Buellton’s Sideways Fest runs from October 18 to 20, part of Taste of the Santa Ynez Valley weekend. There’s a Sideways movie location tour, wine tastings, movie screening, and panel discussion with the film’s producer, Michael London, and “surprise guests.”
The inaugural Sideways Wine Fest is October 20 in Buellton, with more than 40 Santa Rita Hills and Santa Barbara County wineries pouring samples.
Kathy Vreeland, executive director of Discover Buellton, says the movie has been as good for tourism as it was for pinot noir.
“There definitely was a Sideways effect,” she says. There were about 60 wineries in the Santa Ynez Valley in 1992. Today there are more than 140.

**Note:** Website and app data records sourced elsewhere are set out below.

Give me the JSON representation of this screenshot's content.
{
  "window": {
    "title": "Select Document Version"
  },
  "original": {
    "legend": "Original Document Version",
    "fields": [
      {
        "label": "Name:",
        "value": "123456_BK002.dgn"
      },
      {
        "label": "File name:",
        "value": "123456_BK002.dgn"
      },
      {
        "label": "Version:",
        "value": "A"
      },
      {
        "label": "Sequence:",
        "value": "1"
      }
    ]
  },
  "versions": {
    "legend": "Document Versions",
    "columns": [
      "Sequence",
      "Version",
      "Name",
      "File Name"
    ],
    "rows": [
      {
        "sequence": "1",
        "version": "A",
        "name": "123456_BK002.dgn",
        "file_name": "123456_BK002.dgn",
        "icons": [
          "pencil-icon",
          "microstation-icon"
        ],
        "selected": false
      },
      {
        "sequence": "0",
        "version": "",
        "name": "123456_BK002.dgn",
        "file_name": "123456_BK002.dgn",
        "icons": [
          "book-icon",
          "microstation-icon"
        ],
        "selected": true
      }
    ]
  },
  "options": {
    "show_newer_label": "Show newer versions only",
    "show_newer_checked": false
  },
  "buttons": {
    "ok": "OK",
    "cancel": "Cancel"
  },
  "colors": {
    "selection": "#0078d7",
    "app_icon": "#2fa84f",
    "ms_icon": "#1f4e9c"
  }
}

Vreeland says despite the growth, the region still retains the feel of farmgate wineries and small producers.
In other words, this isn’t Napa.

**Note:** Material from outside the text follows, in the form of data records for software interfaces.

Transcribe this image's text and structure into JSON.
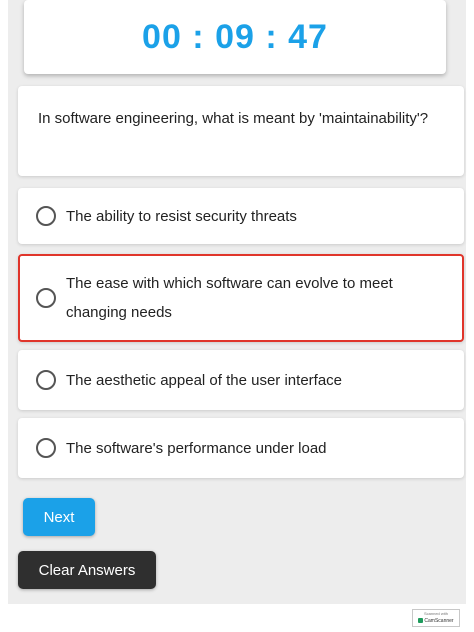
{
  "timer": {
    "display": "00 : 09 : 47"
  },
  "question": {
    "text": "In software engineering, what is meant by 'maintainability'?"
  },
  "options": [
    {
      "label": "The ability to resist security threats",
      "selected": false,
      "highlighted": false
    },
    {
      "label": "The ease with which software can evolve to meet changing needs",
      "selected": false,
      "highlighted": true
    },
    {
      "label": "The aesthetic appeal of the user interface",
      "selected": false,
      "highlighted": false
    },
    {
      "label": "The software's performance under load",
      "selected": false,
      "highlighted": false
    }
  ],
  "buttons": {
    "next": "Next",
    "clear": "Clear Answers"
  },
  "watermark": {
    "line1": "Scanned with",
    "line2": "CamScanner"
  },
  "colors": {
    "accent": "#1ba1e8",
    "highlight_border": "#e0352b",
    "dark_button": "#2f2f2f"
  }
}
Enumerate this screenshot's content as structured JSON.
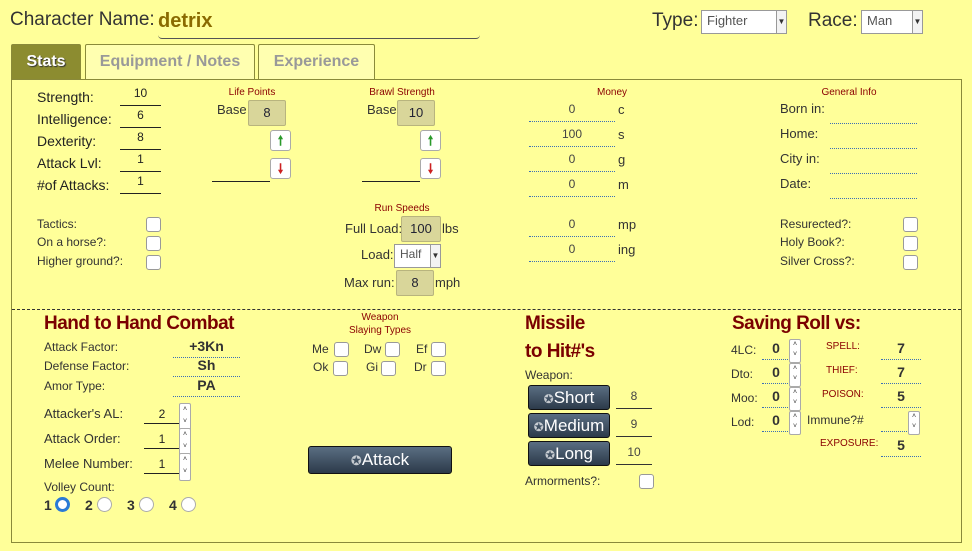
{
  "header": {
    "name_label": "Character Name:",
    "name_value": "detrix",
    "type_label": "Type:",
    "type_value": "Fighter",
    "race_label": "Race:",
    "race_value": "Man"
  },
  "tabs": [
    {
      "label": "Stats"
    },
    {
      "label": "Equipment / Notes"
    },
    {
      "label": "Experience"
    }
  ],
  "stats": {
    "rows": [
      {
        "label": "Strength:",
        "value": "10"
      },
      {
        "label": "Intelligence:",
        "value": "6"
      },
      {
        "label": "Dexterity:",
        "value": "8"
      },
      {
        "label": "Attack Lvl:",
        "value": "1"
      },
      {
        "label": "#of Attacks:",
        "value": "1"
      }
    ]
  },
  "life_points": {
    "title": "Life Points",
    "base_label": "Base",
    "base_value": "8"
  },
  "brawl": {
    "title": "Brawl Strength",
    "base_label": "Base",
    "base_value": "10"
  },
  "money": {
    "title": "Money",
    "rows": [
      {
        "value": "0",
        "unit": "c"
      },
      {
        "value": "100",
        "unit": "s"
      },
      {
        "value": "0",
        "unit": "g"
      },
      {
        "value": "0",
        "unit": "m"
      },
      {
        "value": "0",
        "unit": "mp"
      },
      {
        "value": "0",
        "unit": "ing"
      }
    ]
  },
  "general": {
    "title": "General Info",
    "rows": [
      {
        "label": "Born in:"
      },
      {
        "label": "Home:"
      },
      {
        "label": "City in:"
      },
      {
        "label": "Date:"
      }
    ]
  },
  "conditions": {
    "items": [
      {
        "label": "Tactics:"
      },
      {
        "label": "On a horse?:"
      },
      {
        "label": "Higher ground?:"
      }
    ]
  },
  "run": {
    "title": "Run Speeds",
    "full_label": "Full Load:",
    "full_value": "100",
    "full_unit": "lbs",
    "load_label": "Load:",
    "load_value": "Half",
    "maxrun_label": "Max run:",
    "maxrun_value": "8",
    "maxrun_unit": "mph"
  },
  "misc": {
    "items": [
      {
        "label": "Resurected?:"
      },
      {
        "label": "Holy Book?:"
      },
      {
        "label": "Silver Cross?:"
      }
    ]
  },
  "hth": {
    "title": "Hand to Hand Combat",
    "attack_factor_label": "Attack Factor:",
    "attack_factor": "+3Kn",
    "defense_factor_label": "Defense Factor:",
    "defense_factor": "Sh",
    "armor_type_label": "Amor Type:",
    "armor_type": "PA",
    "attackers_al_label": "Attacker's AL:",
    "attackers_al": "2",
    "attack_order_label": "Attack Order:",
    "attack_order": "1",
    "melee_label": "Melee Number:",
    "melee": "1",
    "volley_label": "Volley Count:",
    "volley": [
      "1",
      "2",
      "3",
      "4"
    ],
    "attack_button": "Attack"
  },
  "slaying": {
    "title1": "Weapon",
    "title2": "Slaying Types",
    "items": [
      "Me",
      "Dw",
      "Ef",
      "Ok",
      "Gi",
      "Dr"
    ]
  },
  "missile": {
    "title1": "Missile",
    "title2": "to Hit#'s",
    "weapon_label": "Weapon:",
    "ranges": [
      {
        "label": "Short",
        "value": "8"
      },
      {
        "label": "Medium",
        "value": "9"
      },
      {
        "label": "Long",
        "value": "10"
      }
    ],
    "armorments_label": "Armorments?:"
  },
  "saving": {
    "title": "Saving Roll vs:",
    "left": [
      {
        "label": "4LC:",
        "value": "0"
      },
      {
        "label": "Dto:",
        "value": "0"
      },
      {
        "label": "Moo:",
        "value": "0"
      },
      {
        "label": "Lod:",
        "value": "0"
      }
    ],
    "spell_label": "SPELL:",
    "spell": "7",
    "thief_label": "THIEF:",
    "thief": "7",
    "poison_label": "POISON:",
    "poison": "5",
    "immune_label": "Immune?#",
    "exposure_label": "EXPOSURE:",
    "exposure": "5"
  }
}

“They’re small scale. You see the owner or winemaker and they love to talk and share their stories,” she says.
Several local tour companies offer guided tours of Sideways locations and tasting rooms. If you prefer to do your own thing, download a self-guided tour map. The Visit Santa Barbara website also has a suggested itinerary, including a stop at OstrichLand between Buellton and Solvang, where Jack hotfoots it from menacing flightless birds in the movie.
There are also wine tour operators that include the Santa Ynez Valley, like Santa Barbara Wine County Tours.
You can even stay in 232, the same room where Miles and Jack bedded down. The former Days Inn in Buellton still has the windmill out front, but it’s undergone a renovation to become a “luxury boutique hotel” called the Sideways Inn and Lounge. Although it doesn’t look anything like the plebeian stay from the movie, room 232 is the hotel’s most-requested accommodation.
The Hitching Post II’s homey, no-frills dining room will give you a hit of Sideways nostalgia and wood-grilled Santa Maria-style barbecue. Sideways fans know it as the place where Miles’ love interest, Maya, worked. The bar was the setting for scenes that included several glasses (and a bottle) of Highliner.
It was also a hangout for novelist Rex Pickett as he was writing Sideways.
Over our glass of Highliner, Hartley referenced his favorite scene. It’s one set to quiet music where Miles responds to Maya’s question about why he loves pinot noir by uncharacteristically sharing as much about himself as the wine.
Hartley has the speech memorized. When he finishes, his voice is husky.
“That scene, when I first saw it, I had tears in my eyes and you can hear my voice starting to crack,” he says. “It continues to be the most memorable, as well as the most moving part of the movie.”
What about Giamatti? Did he feel that same passion for pinot in real life?
“Paul Giamatti doesn’t drink wine. He’s a scotch guy.”
This story originally appeared on Vacay Network.
When you go
Restaurants: Hitching Post II Restaurant and the Hitching Post Wines tasting room are located at 406 East Highway 246, Buellton, California (see map below)
Where to Stay: Room rates at the Sideways Inn and Lounge (114 East Highway 246, Buellton) for a fall weekend night are usually around $99. Phone: 1-805-668-8448.